■ **DATA IN THIS EXERCISE**
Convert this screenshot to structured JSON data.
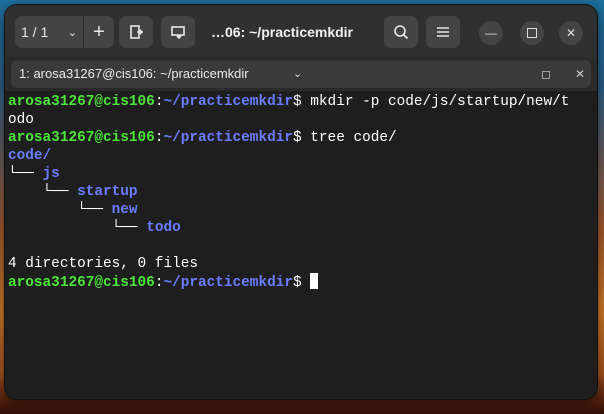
{
  "headerbar": {
    "tab_count": "1 / 1",
    "title": "…06: ~/practicemkdir",
    "icons": [
      "chevron-down-icon",
      "plus-icon",
      "open-tab-icon",
      "send-icon",
      "search-icon",
      "menu-icon",
      "minimize-icon",
      "maximize-icon",
      "close-icon"
    ]
  },
  "tab": {
    "label": "1: arosa31267@cis106: ~/practicemkdir"
  },
  "terminal": {
    "prompt_user": "arosa31267@cis106",
    "prompt_sep": ":",
    "prompt_path": "~/practicemkdir",
    "prompt_end": "$ ",
    "cmd1_a": "mkdir -p code/js/startup/new/t",
    "cmd1_b": "odo",
    "cmd2": "tree code/",
    "tree_root": "code/",
    "tree_js_prefix": "└── ",
    "tree_js": "js",
    "tree_startup_prefix": "    └── ",
    "tree_startup": "startup",
    "tree_new_prefix": "        └── ",
    "tree_new": "new",
    "tree_todo_prefix": "            └── ",
    "tree_todo": "todo",
    "summary": "4 directories, 0 files"
  },
  "colors": {
    "user": "#4ce63a",
    "path": "#6a7dff",
    "background": "#1e1e1e"
  }
}
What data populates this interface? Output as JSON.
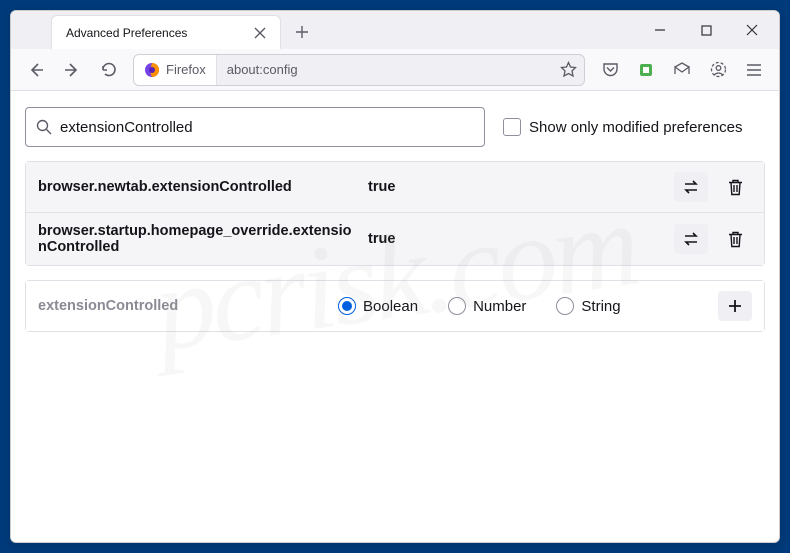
{
  "tab": {
    "title": "Advanced Preferences"
  },
  "urlbar": {
    "chip": "Firefox",
    "address": "about:config"
  },
  "search": {
    "value": "extensionControlled",
    "checkbox_label": "Show only modified preferences"
  },
  "prefs": [
    {
      "name": "browser.newtab.extensionControlled",
      "value": "true"
    },
    {
      "name": "browser.startup.homepage_override.extensionControlled",
      "value": "true"
    }
  ],
  "add_row": {
    "name": "extensionControlled",
    "types": [
      "Boolean",
      "Number",
      "String"
    ],
    "selected": "Boolean"
  },
  "watermark": "pcrisk.com"
}
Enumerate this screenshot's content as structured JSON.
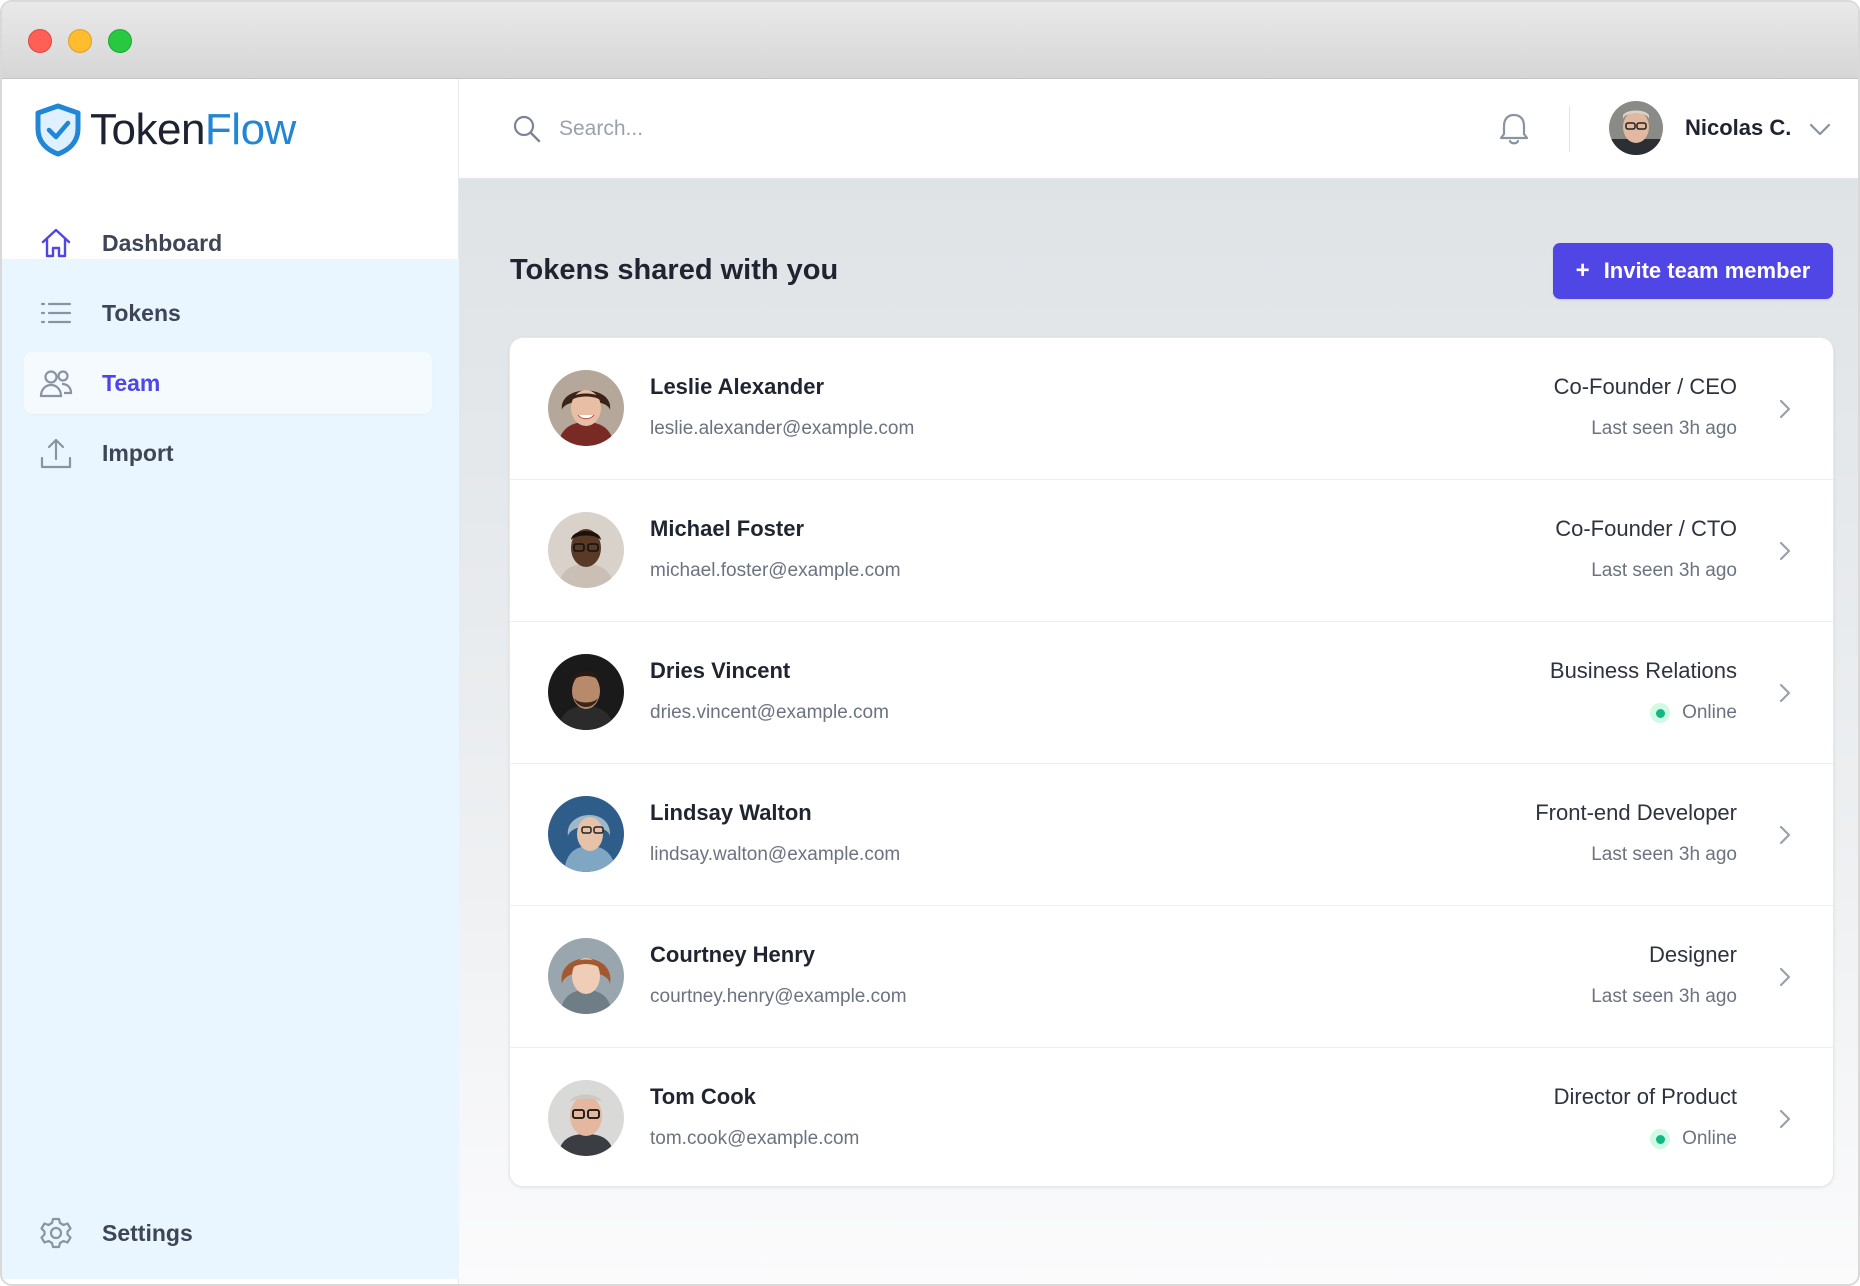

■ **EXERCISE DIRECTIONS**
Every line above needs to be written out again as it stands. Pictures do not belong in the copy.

■ **FINISHED TASK**
Convert this screenshot to structured JSON data.
{
  "headerbar": {
    "tab_count": "1 / 1",
    "title": "…06: ~/practicemkdir",
    "icons": [
      "chevron-down-icon",
      "plus-icon",
      "open-tab-icon",
      "send-icon",
      "search-icon",
      "menu-icon",
      "minimize-icon",
      "maximize-icon",
      "close-icon"
    ]
  },
  "tab": {
    "label": "1: arosa31267@cis106: ~/practicemkdir"
  },
  "terminal": {
    "prompt_user": "arosa31267@cis106",
    "prompt_sep": ":",
    "prompt_path": "~/practicemkdir",
    "prompt_end": "$ ",
    "cmd1_a": "mkdir -p code/js/startup/new/t",
    "cmd1_b": "odo",
    "cmd2": "tree code/",
    "tree_root": "code/",
    "tree_js_prefix": "└── ",
    "tree_js": "js",
    "tree_startup_prefix": "    └── ",
    "tree_startup": "startup",
    "tree_new_prefix": "        └── ",
    "tree_new": "new",
    "tree_todo_prefix": "            └── ",
    "tree_todo": "todo",
    "summary": "4 directories, 0 files"
  },
  "colors": {
    "user": "#4ce63a",
    "path": "#6a7dff",
    "background": "#1e1e1e"
  }
}
What data populates this interface? Output as JSON.
{
  "tab": {
    "title": "Advanced Preferences"
  },
  "urlbar": {
    "chip": "Firefox",
    "address": "about:config"
  },
  "search": {
    "value": "extensionControlled",
    "checkbox_label": "Show only modified preferences"
  },
  "prefs": [
    {
      "name": "browser.newtab.extensionControlled",
      "value": "true"
    },
    {
      "name": "browser.startup.homepage_override.extensionControlled",
      "value": "true"
    }
  ],
  "add_row": {
    "name": "extensionControlled",
    "types": [
      "Boolean",
      "Number",
      "String"
    ],
    "selected": "Boolean"
  },
  "watermark": "pcrisk.com"
}
Enumerate this screenshot's content as structured JSON.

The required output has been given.